"Empire" actor Jussie Smollett, rear center, leaves Cook County jail following his release in Chicago, Feb. 21, 2019.
"Empire" actor Jussie Smollett, rear center, leaves Cook County jail following his release in Chicago, Feb. 21, 2019.

U.S. actor Jussie Smollett was released from jail Thursday, after posting bond that was set at $100,000.

The actor appeared in court in Chicago, Illinois, where the judge set bond and demanded he surrender his passport before being released from custody. Smollett and members of his family left the courthouse surrounded by a swarm of reporters, but offered no comment.

Police said Smollett turned himself in around 5 a.m. Thursday, after the Chicago police department announced charges against him of felony disorderly conduct and making a false police report.

WATCH: Actor Charged With Filing False Report

?The 36-year-old black openly-gay actor on the U.S. television drama Empire created a social media storm last month when he told police on Jan. 29 that two apparent supporters of U.S. President Donald Trump had struck him, put a noose around his neck and poured bleach over him after he visited a Chicago sandwich shop.

In a tweet Thursday, Trump denounced Smollett. "What about MAGA and the tens of millions of people you insulted with your racist and dangerous comments!?" he said, referring to his 2016 campaign slogan "Make America Great Again."

Smollett received an outpouring of support from celebrities and lawmakers, but police immediately found inconsistencies in the actor's story.

As part of a three-week investigation, police say they examined security cameras located throughout the area where the alleged attack occurred. Police brought in two brothers for questioning, but they were released after two days and were no longer considered suspects. Police said Smollett paid the brothers $3,500 to stage the attack.

A Feb. 21, 2019 booking photo released by Chicago
A Feb. 21, 2019 booking photo released by Chicago Police Department shows 'Empire' actor Jussie Smollett, who turned himself in for making a false police report.

At a news conference Thursday, Chicago police Superintendent Eddie Johnson told reporters that police believe Smollett faked the attack as a publicity stunt because he was dissatisfied with his salary.

Johnson did not hide his contempt for Smollett's alleged actions:

"Why would anyone, especially an African-American man, use the symbolism of a noose to make false accusations? How could someone look at the hate and suffering associated with that symbol and see an opportunity to manipulate that symbol to further his own profile? How can an individual who's been embraced by the city of Chicago, turn around and slap everyone in this city in the face by making these false claims?"

Johnson called the actor's alleged deception a scar that Chicago didn't deserve. He said absolute justice would be for Smollett to admit what he did and apologize to the city of Chicago.

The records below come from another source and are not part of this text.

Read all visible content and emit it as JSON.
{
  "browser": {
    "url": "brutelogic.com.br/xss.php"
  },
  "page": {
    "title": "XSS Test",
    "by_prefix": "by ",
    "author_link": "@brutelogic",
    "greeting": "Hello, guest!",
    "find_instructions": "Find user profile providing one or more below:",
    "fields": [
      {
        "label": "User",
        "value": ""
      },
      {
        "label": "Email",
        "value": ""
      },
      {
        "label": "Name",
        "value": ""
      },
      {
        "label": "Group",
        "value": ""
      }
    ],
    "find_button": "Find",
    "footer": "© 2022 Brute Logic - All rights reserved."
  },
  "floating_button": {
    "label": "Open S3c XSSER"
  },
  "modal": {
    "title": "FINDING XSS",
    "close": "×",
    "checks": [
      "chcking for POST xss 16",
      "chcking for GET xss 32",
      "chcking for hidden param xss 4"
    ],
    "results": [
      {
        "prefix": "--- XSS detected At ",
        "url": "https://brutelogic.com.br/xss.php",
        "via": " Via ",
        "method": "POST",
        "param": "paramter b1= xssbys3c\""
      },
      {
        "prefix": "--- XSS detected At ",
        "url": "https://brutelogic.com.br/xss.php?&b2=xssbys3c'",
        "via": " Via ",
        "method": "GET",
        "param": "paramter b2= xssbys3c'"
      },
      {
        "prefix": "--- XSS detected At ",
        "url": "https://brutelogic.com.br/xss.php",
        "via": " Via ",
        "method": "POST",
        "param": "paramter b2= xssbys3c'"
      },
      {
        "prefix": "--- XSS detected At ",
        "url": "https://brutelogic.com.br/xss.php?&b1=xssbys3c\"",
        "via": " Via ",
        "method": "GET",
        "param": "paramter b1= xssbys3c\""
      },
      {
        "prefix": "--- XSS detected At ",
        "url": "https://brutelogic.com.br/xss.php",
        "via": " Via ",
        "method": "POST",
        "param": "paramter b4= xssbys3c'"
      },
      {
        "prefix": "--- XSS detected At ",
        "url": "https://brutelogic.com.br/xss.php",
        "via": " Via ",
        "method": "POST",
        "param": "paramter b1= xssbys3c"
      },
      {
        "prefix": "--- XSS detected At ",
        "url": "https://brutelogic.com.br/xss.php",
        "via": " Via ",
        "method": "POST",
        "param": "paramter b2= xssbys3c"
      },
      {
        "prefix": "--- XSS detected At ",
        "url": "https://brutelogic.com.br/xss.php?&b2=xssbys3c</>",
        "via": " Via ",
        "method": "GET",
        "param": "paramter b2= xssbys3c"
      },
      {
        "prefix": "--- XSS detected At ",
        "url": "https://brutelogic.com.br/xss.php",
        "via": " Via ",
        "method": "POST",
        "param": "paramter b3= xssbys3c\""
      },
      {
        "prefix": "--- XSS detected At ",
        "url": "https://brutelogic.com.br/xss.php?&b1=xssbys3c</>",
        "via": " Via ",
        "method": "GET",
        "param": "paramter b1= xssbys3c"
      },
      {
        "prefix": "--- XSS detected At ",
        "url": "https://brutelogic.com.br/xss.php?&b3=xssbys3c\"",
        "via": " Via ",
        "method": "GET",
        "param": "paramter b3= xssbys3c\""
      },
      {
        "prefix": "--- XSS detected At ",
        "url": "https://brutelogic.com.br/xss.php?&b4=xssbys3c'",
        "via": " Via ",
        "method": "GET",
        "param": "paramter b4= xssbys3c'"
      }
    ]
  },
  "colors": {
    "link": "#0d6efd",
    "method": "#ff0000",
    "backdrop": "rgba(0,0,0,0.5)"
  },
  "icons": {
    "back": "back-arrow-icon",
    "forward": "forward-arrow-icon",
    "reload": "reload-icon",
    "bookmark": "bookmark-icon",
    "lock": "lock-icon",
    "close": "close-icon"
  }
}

Smollett has not yet entered a plea. The charge against him carries a penalty of up to three years in prison, though former Cook County prosecutor Andrew Weisberg told The Associated Press news agency that judges rarely throw defendants in prison for making false reports, opting instead to place them on probation.